    • Cultural achievements of the Khmer civilisation, including its system of water management and the building of the temples of Angkor

    • Theories of the decline of Angkor, such as the overuse of water resources, neglect of public works as a result of ongoing war, and the effects of climate change

  • Japan under the Shoguns’ (c.794 – 1867)
    • The way of life in shogunate Japan, including social, cultural, economic and political features (including the feudal system and the increasing power of the shogun)

    • The role of the Tokugawa Shogunate in reimposing a feudal system (based on daimyo and samurai) and the increasing control of the Shogun over foreign trade

    • The use of environmental resources in Shogunate Japan and the forestry and land use policies of the Tokugawa Shogunate

    • Theories about the decline of the Shogunate, including modernisation and westernisation, through the adoption of Western arms and technology

  • The Polynesian expansion across the Pacific (c.700 – 1756)
    • Theories about the origin and spread of Polynesian settlers throughout the Pacific

    • The way of life in ONE Polynesian society, including social, cultural, economic and political features, such as the role of the ariki in Maori and in Rapa Nui society (Easter Island)

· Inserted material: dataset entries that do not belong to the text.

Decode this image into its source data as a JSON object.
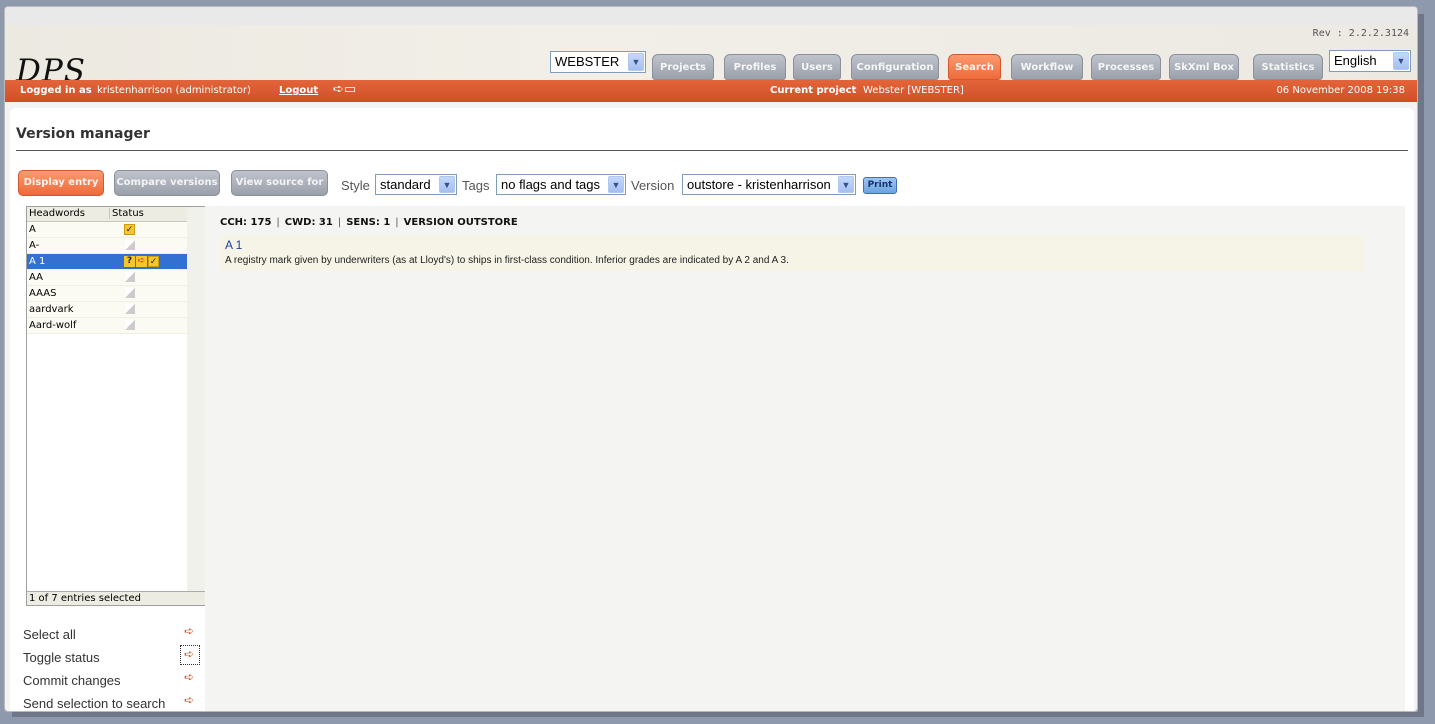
{
  "app": {
    "logo": "DPS",
    "rev": "Rev : 2.2.2.3124",
    "project_select": "WEBSTER",
    "language_select": "English"
  },
  "nav": [
    {
      "label": "Projects"
    },
    {
      "label": "Profiles"
    },
    {
      "label": "Users"
    },
    {
      "label": "Configuration"
    },
    {
      "label": "Search"
    },
    {
      "label": "Workflow"
    },
    {
      "label": "Processes"
    },
    {
      "label": "SkXml Box"
    },
    {
      "label": "Statistics"
    }
  ],
  "statusbar": {
    "logged_in_label": "Logged in as",
    "user": "kristenharrison (administrator)",
    "logout": "Logout",
    "current_project_label": "Current project",
    "current_project": "Webster [WEBSTER]",
    "datetime": "06 November 2008 19:38"
  },
  "page": {
    "title": "Version manager"
  },
  "toolbar": {
    "display_entry": "Display entry",
    "compare_versions": "Compare versions",
    "view_source": "View source for",
    "style_label": "Style",
    "style_value": "standard",
    "tags_label": "Tags",
    "tags_value": "no flags and tags",
    "version_label": "Version",
    "version_value": "outstore - kristenharrison",
    "print": "Print"
  },
  "headwords": {
    "col_headword": "Headwords",
    "col_status": "Status",
    "rows": [
      {
        "hw": "A",
        "status": [
          "check"
        ]
      },
      {
        "hw": "A-",
        "status": [
          "blank"
        ]
      },
      {
        "hw": "A 1",
        "status": [
          "question",
          "arrow",
          "check"
        ],
        "selected": true
      },
      {
        "hw": "AA",
        "status": [
          "blank"
        ]
      },
      {
        "hw": "AAAS",
        "status": [
          "blank"
        ]
      },
      {
        "hw": "aardvark",
        "status": [
          "blank"
        ]
      },
      {
        "hw": "Aard-wolf",
        "status": [
          "blank"
        ]
      }
    ],
    "footer": "1 of 7 entries selected"
  },
  "actions": [
    {
      "label": "Select all"
    },
    {
      "label": "Toggle status"
    },
    {
      "label": "Commit changes"
    },
    {
      "label": "Send selection to search"
    }
  ],
  "entry": {
    "meta": [
      "CCH: 175",
      "CWD: 31",
      "SENS: 1",
      "VERSION OUTSTORE"
    ],
    "headword": "A 1",
    "definition": "A registry mark given by underwriters (as at Lloyd's) to ships in first-class condition. Inferior grades are indicated by A 2 and A 3."
  },
  "colors": {
    "accent": "#e4643a",
    "selection": "#3470d1",
    "link": "#1a3fa8"
  }
}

    • Cultural achievements of ONE Polynesian society, such as the Ta moko and hangi in Maori society OR the moai constructed on Easter Island

    • The way Polynesian societies used environmental resources (sustainably and unsustainably), including the extinction of the moa in New Zealand, the use of religious/supernatural threats to conserve resources, and the exploitation of Easter Island’s palm trees

  • 3 Expanding contacts
  • Students investigate ONE of the following historical developments in depth to explore the interaction of societies in this period: the Mongol expansion or the Black Death in Africa, Asia and Europe or the Spanish conquest of the Aztecs and Incas.
  • Mongol expansion (c.1206 – c.1368)
    • The nomadic lifestyle of the Mongols and the rise of Temujin (Genghis Khan)